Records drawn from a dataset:
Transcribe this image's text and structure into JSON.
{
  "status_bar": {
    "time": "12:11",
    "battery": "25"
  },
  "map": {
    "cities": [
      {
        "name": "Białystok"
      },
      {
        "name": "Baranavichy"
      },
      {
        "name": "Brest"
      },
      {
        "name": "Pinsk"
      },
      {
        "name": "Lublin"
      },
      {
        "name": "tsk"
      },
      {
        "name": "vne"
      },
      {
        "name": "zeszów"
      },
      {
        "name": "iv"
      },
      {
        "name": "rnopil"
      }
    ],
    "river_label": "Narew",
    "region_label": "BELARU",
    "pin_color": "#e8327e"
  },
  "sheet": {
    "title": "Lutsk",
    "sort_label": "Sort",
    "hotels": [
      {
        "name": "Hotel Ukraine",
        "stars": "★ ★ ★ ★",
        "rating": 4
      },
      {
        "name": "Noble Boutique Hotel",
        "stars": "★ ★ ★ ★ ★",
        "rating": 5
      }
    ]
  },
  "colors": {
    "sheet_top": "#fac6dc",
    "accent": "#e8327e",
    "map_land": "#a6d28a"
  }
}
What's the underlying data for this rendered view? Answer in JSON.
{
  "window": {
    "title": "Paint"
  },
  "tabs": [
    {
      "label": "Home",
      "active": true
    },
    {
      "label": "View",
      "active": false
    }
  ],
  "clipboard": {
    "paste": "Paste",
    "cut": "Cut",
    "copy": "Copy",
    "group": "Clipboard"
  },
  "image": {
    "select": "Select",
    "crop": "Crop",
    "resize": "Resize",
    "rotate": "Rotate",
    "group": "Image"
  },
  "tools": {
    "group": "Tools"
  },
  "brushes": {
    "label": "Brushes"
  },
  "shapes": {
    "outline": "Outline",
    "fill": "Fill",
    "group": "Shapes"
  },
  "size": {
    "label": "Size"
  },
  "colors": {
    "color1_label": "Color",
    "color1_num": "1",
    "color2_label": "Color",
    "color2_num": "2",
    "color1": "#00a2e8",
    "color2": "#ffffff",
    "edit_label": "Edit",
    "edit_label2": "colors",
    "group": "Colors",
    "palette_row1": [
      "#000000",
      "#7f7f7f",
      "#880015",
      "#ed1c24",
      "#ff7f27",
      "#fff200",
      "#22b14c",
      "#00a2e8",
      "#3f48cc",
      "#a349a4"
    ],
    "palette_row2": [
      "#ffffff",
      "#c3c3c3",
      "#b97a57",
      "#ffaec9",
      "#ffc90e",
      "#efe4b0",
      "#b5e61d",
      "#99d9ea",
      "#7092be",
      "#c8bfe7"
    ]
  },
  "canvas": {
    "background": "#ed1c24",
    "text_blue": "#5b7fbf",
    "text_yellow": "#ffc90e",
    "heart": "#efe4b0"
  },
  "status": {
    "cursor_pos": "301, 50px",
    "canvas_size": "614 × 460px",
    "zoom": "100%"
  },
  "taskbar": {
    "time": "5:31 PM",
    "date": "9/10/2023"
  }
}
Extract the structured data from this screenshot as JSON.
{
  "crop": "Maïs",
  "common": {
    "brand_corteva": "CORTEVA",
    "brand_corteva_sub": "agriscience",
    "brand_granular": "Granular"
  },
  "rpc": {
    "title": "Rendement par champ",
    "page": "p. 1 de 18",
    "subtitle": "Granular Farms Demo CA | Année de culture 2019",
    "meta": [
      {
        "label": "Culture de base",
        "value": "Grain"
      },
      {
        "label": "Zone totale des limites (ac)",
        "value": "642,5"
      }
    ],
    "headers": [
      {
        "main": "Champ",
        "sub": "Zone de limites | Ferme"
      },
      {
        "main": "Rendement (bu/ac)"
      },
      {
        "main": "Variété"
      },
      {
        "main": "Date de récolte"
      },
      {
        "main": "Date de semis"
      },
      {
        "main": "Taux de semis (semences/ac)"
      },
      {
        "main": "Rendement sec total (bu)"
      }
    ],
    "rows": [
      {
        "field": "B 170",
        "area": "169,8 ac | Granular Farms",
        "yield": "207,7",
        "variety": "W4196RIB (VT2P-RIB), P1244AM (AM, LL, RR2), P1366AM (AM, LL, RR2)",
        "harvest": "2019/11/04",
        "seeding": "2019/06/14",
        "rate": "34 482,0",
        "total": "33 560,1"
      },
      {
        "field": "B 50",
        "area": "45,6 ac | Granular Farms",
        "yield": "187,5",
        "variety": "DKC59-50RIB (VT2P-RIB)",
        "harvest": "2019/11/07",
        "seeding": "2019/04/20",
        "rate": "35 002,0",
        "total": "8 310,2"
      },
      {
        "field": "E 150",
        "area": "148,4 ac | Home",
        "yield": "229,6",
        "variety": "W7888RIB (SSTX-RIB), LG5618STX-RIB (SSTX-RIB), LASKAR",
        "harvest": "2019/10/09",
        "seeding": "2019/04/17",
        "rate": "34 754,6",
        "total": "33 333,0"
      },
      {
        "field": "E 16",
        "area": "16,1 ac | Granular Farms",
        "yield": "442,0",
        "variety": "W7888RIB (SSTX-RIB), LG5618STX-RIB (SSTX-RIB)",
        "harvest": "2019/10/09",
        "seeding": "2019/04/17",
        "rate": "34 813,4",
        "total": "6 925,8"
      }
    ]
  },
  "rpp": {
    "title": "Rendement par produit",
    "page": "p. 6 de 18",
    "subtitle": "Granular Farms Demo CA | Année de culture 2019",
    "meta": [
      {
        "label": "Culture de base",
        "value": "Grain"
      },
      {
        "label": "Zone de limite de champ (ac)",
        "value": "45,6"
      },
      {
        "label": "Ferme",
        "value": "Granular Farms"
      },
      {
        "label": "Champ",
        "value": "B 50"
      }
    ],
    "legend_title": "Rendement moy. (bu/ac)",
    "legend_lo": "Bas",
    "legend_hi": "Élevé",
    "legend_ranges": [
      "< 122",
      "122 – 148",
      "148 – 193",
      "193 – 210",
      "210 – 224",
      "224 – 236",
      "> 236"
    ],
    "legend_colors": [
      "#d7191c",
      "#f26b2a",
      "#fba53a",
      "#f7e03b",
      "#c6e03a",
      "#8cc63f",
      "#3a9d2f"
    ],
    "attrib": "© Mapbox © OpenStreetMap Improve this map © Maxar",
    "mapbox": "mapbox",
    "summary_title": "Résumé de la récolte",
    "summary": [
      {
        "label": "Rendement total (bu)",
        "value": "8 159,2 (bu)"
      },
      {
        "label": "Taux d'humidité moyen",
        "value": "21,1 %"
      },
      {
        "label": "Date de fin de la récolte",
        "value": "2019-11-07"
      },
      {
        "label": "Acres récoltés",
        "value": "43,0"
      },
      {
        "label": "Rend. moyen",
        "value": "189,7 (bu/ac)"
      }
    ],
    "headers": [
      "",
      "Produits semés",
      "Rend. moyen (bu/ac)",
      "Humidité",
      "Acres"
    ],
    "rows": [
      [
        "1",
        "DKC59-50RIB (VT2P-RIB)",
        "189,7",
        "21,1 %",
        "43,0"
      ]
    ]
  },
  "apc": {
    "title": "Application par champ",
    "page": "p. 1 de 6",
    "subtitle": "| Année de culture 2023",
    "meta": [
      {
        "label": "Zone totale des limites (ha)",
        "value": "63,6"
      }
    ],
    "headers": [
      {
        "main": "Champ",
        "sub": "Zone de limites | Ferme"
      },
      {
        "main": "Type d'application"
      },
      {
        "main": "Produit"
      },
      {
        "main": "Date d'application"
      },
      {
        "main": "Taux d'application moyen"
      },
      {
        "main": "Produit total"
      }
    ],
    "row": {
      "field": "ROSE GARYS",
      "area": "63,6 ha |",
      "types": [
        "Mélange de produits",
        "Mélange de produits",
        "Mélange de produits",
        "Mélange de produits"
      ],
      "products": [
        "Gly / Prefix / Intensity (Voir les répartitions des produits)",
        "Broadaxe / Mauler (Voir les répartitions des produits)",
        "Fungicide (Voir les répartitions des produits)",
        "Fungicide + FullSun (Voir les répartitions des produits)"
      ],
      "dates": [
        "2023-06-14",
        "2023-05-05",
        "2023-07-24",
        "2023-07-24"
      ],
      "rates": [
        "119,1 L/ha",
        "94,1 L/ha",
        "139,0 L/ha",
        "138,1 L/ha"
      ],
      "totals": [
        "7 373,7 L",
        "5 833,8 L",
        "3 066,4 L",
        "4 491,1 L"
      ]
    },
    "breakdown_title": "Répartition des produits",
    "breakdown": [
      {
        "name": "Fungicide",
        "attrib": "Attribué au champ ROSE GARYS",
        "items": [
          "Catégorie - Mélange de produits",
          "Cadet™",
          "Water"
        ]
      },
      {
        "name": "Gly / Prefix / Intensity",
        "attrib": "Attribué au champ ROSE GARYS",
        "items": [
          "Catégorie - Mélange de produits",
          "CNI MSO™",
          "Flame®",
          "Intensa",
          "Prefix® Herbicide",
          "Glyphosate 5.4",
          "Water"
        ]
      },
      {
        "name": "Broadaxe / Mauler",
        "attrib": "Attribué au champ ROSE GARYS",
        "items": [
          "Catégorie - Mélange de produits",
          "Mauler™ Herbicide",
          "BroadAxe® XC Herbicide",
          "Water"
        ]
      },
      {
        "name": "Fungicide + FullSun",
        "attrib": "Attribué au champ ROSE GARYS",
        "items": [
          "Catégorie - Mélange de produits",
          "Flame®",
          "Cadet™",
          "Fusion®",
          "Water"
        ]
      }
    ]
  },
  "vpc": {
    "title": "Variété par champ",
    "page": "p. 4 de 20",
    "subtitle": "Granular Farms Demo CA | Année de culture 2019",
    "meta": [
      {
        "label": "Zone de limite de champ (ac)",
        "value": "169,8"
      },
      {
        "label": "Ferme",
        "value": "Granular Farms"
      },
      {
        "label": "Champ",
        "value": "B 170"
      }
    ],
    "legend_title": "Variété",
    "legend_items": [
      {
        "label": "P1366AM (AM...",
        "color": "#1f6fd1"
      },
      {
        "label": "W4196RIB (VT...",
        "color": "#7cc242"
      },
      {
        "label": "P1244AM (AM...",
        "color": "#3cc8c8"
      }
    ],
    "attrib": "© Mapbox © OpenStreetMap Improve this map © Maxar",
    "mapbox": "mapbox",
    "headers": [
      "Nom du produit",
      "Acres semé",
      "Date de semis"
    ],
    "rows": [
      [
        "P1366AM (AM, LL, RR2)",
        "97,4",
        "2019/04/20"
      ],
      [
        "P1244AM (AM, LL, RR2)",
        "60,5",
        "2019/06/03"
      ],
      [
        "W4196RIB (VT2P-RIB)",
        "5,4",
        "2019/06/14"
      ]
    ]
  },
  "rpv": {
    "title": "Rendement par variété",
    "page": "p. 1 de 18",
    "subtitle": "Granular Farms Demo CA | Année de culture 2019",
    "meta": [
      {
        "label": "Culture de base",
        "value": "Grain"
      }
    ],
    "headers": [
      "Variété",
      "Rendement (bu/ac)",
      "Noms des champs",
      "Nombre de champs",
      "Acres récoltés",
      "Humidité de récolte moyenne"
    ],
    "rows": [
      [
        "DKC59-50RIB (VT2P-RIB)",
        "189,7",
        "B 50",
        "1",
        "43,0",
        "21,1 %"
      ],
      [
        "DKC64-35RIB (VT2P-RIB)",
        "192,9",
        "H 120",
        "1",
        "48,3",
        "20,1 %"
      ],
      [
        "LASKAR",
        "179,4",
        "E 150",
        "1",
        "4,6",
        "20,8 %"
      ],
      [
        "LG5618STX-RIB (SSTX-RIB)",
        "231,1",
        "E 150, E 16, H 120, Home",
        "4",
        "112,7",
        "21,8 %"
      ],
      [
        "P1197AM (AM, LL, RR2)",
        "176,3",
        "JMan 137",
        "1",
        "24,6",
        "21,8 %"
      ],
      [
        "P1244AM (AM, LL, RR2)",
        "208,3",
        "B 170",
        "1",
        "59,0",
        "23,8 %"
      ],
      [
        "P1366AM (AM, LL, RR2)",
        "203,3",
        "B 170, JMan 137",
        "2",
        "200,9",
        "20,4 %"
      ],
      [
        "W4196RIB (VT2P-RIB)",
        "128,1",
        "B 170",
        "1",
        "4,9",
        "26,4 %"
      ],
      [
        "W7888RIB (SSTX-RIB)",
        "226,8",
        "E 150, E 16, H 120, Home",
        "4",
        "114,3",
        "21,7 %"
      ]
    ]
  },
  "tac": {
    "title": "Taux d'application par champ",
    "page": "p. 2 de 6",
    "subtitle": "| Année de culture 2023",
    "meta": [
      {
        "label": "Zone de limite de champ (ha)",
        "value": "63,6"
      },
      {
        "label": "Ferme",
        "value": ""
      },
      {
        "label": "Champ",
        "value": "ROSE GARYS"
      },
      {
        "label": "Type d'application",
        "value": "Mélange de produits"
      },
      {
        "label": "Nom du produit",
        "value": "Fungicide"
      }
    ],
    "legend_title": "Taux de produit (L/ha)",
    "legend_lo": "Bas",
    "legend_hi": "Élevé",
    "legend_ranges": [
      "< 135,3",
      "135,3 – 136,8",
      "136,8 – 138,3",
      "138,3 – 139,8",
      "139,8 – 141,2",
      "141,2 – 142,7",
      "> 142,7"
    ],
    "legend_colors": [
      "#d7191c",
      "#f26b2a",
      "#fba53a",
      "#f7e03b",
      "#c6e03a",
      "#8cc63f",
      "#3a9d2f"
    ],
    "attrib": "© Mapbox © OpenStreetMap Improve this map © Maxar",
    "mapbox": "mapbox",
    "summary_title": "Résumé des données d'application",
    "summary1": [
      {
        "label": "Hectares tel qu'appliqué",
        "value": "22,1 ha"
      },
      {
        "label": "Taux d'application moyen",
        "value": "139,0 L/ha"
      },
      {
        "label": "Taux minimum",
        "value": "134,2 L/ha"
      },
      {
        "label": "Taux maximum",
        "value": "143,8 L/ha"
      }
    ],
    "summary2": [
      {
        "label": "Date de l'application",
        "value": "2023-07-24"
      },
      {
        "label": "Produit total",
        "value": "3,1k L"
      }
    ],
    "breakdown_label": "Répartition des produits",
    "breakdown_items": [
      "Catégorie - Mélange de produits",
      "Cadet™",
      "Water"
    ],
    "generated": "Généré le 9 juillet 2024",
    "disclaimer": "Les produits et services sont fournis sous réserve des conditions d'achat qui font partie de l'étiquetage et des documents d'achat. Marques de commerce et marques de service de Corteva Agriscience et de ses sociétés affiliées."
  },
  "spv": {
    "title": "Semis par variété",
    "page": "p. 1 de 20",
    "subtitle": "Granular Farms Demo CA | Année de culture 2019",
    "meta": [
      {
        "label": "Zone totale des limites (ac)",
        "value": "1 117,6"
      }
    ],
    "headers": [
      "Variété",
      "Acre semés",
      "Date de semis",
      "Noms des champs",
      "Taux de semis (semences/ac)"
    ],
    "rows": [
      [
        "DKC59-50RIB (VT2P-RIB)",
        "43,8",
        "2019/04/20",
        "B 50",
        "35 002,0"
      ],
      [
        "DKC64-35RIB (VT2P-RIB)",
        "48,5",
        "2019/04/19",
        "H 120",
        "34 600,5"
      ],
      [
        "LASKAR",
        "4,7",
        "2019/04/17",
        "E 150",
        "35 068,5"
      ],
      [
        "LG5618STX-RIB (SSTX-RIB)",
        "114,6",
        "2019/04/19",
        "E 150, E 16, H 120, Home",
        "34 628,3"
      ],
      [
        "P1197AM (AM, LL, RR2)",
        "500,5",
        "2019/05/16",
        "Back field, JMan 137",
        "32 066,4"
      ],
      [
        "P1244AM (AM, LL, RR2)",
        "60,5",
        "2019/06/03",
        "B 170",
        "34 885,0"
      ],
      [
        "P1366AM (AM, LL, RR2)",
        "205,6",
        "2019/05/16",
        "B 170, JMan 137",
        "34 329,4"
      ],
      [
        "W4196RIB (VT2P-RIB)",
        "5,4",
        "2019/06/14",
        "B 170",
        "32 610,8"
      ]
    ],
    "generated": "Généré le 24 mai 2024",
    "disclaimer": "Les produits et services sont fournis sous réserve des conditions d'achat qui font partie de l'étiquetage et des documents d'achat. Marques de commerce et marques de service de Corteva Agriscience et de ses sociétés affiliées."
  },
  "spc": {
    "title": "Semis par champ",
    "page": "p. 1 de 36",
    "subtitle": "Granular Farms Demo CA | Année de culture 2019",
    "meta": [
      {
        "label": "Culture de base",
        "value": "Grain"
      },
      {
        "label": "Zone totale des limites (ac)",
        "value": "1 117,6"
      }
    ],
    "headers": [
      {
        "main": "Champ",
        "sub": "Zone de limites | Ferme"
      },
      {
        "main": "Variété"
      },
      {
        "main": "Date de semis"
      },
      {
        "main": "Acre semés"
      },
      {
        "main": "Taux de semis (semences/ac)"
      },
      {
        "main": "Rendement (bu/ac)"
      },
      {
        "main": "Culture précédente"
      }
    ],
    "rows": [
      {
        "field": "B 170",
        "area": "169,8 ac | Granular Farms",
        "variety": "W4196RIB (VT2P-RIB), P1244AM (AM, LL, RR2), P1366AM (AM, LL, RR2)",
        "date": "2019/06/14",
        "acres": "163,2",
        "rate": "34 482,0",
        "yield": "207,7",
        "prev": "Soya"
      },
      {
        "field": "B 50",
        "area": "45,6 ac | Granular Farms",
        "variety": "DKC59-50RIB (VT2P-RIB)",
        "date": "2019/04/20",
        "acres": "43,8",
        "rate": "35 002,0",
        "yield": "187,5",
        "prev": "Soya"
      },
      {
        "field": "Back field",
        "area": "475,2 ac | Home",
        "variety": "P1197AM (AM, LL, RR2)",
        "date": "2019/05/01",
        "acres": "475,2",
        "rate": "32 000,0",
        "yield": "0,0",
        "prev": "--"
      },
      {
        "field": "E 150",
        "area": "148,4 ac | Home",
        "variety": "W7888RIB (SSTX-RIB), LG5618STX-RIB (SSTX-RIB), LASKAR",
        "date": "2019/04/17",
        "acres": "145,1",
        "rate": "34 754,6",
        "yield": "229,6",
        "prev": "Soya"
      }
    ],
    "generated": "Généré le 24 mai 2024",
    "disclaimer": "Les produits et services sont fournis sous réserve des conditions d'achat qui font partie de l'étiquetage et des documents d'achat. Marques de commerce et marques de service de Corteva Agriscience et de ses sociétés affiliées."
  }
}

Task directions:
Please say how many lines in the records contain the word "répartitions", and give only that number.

Written answer:
4